(Interface dataset entries)
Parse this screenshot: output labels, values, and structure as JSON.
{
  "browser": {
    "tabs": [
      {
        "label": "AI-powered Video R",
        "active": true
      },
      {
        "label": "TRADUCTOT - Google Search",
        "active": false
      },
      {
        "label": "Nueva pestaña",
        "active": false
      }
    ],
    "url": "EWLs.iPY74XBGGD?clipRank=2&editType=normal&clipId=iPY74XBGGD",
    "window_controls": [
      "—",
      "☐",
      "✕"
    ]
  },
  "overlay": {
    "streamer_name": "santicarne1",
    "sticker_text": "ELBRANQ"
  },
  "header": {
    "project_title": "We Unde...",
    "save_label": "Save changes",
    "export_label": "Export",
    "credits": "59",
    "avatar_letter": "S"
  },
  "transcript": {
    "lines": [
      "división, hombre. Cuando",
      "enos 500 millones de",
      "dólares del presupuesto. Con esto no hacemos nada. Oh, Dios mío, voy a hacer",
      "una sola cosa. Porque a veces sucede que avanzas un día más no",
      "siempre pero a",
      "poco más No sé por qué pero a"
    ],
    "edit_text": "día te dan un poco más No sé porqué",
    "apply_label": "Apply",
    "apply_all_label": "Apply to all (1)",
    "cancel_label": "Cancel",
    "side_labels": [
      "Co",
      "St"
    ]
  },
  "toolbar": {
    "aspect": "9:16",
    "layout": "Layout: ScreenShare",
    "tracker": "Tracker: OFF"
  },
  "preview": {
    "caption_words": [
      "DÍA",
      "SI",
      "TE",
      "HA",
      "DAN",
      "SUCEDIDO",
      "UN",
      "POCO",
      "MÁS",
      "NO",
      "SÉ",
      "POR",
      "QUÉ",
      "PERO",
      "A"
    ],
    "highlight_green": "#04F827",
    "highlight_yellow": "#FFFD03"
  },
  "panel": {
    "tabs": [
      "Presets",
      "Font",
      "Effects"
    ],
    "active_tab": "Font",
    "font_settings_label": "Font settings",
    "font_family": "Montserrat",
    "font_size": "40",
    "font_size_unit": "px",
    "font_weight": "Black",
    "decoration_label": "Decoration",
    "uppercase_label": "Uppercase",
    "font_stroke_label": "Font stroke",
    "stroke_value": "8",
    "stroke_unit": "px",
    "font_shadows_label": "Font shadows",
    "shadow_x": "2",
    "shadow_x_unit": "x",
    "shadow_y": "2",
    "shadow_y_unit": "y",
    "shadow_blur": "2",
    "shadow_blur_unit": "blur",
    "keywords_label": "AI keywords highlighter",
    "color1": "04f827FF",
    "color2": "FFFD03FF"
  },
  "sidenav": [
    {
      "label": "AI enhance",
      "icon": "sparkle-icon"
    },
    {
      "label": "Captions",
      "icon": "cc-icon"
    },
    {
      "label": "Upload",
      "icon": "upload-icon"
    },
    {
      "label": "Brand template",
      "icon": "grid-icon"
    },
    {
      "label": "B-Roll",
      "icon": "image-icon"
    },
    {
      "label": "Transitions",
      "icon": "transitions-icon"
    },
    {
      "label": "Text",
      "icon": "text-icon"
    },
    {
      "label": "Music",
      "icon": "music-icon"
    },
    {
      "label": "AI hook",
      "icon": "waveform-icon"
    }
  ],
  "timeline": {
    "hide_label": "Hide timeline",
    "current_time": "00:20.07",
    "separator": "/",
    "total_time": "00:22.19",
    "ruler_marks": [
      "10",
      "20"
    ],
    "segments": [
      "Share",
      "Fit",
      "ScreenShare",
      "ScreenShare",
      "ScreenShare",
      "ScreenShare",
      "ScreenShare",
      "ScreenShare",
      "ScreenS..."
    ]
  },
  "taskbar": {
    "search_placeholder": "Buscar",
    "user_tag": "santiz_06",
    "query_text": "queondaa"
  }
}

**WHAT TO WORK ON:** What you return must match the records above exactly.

**EXPECTED ANSWER:**
Parse this screenshot: output labels, values, and structure as JSON.
{
  "browser": {
    "tabs": [
      {
        "label": "AI-powered Video R",
        "active": true
      },
      {
        "label": "TRADUCTOT - Google Search",
        "active": false
      },
      {
        "label": "Nueva pestaña",
        "active": false
      }
    ],
    "url": "EWLs.iPY74XBGGD?clipRank=2&editType=normal&clipId=iPY74XBGGD",
    "window_controls": [
      "—",
      "☐",
      "✕"
    ]
  },
  "overlay": {
    "streamer_name": "santicarne1",
    "sticker_text": "ELBRANQ"
  },
  "header": {
    "project_title": "We Unde...",
    "save_label": "Save changes",
    "export_label": "Export",
    "credits": "59",
    "avatar_letter": "S"
  },
  "transcript": {
    "lines": [
      "división, hombre. Cuando",
      "enos 500 millones de",
      "dólares del presupuesto. Con esto no hacemos nada. Oh, Dios mío, voy a hacer",
      "una sola cosa. Porque a veces sucede que avanzas un día más no",
      "siempre pero a",
      "poco más No sé por qué pero a"
    ],
    "edit_text": "día te dan un poco más No sé porqué",
    "apply_label": "Apply",
    "apply_all_label": "Apply to all (1)",
    "cancel_label": "Cancel",
    "side_labels": [
      "Co",
      "St"
    ]
  },
  "toolbar": {
    "aspect": "9:16",
    "layout": "Layout: ScreenShare",
    "tracker": "Tracker: OFF"
  },
  "preview": {
    "caption_words": [
      "DÍA",
      "SI",
      "TE",
      "HA",
      "DAN",
      "SUCEDIDO",
      "UN",
      "POCO",
      "MÁS",
      "NO",
      "SÉ",
      "POR",
      "QUÉ",
      "PERO",
      "A"
    ],
    "highlight_green": "#04F827",
    "highlight_yellow": "#FFFD03"
  },
  "panel": {
    "tabs": [
      "Presets",
      "Font",
      "Effects"
    ],
    "active_tab": "Font",
    "font_settings_label": "Font settings",
    "font_family": "Montserrat",
    "font_size": "40",
    "font_size_unit": "px",
    "font_weight": "Black",
    "decoration_label": "Decoration",
    "uppercase_label": "Uppercase",
    "font_stroke_label": "Font stroke",
    "stroke_value": "8",
    "stroke_unit": "px",
    "font_shadows_label": "Font shadows",
    "shadow_x": "2",
    "shadow_x_unit": "x",
    "shadow_y": "2",
    "shadow_y_unit": "y",
    "shadow_blur": "2",
    "shadow_blur_unit": "blur",
    "keywords_label": "AI keywords highlighter",
    "color1": "04f827FF",
    "color2": "FFFD03FF"
  },
  "sidenav": [
    {
      "label": "AI enhance",
      "icon": "sparkle-icon"
    },
    {
      "label": "Captions",
      "icon": "cc-icon"
    },
    {
      "label": "Upload",
      "icon": "upload-icon"
    },
    {
      "label": "Brand template",
      "icon": "grid-icon"
    },
    {
      "label": "B-Roll",
      "icon": "image-icon"
    },
    {
      "label": "Transitions",
      "icon": "transitions-icon"
    },
    {
      "label": "Text",
      "icon": "text-icon"
    },
    {
      "label": "Music",
      "icon": "music-icon"
    },
    {
      "label": "AI hook",
      "icon": "waveform-icon"
    }
  ],
  "timeline": {
    "hide_label": "Hide timeline",
    "current_time": "00:20.07",
    "separator": "/",
    "total_time": "00:22.19",
    "ruler_marks": [
      "10",
      "20"
    ],
    "segments": [
      "Share",
      "Fit",
      "ScreenShare",
      "ScreenShare",
      "ScreenShare",
      "ScreenShare",
      "ScreenShare",
      "ScreenShare",
      "ScreenS..."
    ]
  },
  "taskbar": {
    "search_placeholder": "Buscar",
    "user_tag": "santiz_06",
    "query_text": "queondaa"
  }
}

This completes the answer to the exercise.